A trademark is a word, phrase, symbol or design, or combination of words, phrases, symbols or designs used by manufacturers to identify their own goods and distinguish them from others. It not only identifies the source of a product, but it also assigns responsibility for the quality of the product.
Legally, any manufacturer who uses a symbol as a trademark can prohibit other manufacturers from using a mark similar to theirs. The most significant criterion to obtaining a trademark is that the symbol is not so close to another trademark as to confuse a customer.
The U.S. Patent and Trademark Office requires that a symbol can be registered as a trademark only when the goods or services identified by the mark have actually been sold.

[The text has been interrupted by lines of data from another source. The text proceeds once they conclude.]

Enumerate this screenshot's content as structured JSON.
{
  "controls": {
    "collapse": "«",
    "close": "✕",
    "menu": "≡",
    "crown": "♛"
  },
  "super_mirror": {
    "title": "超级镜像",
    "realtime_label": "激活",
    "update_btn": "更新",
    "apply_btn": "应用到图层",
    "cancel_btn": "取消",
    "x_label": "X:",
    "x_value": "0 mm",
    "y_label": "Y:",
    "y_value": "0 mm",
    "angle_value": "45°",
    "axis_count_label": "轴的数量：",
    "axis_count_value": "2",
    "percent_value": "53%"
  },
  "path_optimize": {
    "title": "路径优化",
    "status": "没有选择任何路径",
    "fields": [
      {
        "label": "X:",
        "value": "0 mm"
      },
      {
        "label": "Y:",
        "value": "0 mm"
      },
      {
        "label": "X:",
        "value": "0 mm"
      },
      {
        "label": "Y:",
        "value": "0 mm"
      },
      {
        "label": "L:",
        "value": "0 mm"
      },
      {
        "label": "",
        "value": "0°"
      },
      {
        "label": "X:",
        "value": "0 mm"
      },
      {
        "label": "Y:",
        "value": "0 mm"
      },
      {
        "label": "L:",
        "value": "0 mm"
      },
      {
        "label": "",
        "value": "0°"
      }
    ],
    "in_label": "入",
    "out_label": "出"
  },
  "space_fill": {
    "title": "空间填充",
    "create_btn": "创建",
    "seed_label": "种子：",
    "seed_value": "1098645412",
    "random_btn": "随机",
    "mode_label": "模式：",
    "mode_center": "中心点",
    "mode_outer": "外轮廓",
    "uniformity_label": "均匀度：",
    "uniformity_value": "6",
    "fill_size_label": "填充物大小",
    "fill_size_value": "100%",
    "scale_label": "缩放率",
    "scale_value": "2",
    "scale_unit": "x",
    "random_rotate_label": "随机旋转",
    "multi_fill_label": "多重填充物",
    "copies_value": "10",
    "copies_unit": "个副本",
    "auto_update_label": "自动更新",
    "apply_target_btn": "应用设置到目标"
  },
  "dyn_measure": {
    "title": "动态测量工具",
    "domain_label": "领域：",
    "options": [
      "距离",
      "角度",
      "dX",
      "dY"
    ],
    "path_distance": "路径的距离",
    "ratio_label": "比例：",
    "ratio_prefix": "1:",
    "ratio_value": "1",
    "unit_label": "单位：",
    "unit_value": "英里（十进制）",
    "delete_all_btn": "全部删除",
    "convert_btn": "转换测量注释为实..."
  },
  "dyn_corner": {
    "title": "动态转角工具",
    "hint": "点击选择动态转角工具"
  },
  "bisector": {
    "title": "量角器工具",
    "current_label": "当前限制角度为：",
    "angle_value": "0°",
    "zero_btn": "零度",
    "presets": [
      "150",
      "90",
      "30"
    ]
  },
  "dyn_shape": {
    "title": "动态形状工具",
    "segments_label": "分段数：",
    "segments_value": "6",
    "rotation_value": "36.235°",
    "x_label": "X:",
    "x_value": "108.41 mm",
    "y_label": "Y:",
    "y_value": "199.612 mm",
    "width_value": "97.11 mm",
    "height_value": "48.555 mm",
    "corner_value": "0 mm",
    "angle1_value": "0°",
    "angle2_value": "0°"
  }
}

The seller can then submit an application for trademark registration, which will be examined by the U.S. Patent and Trademark Office to see if it meets all conditions of federal law. Once the application is approved, the trademark is published in an Official Gazette to allow for any objections. If trademark rights are granted, it remains in effect for 10 years and may be renewed at 10 year intervals for as long as the trademark is in use.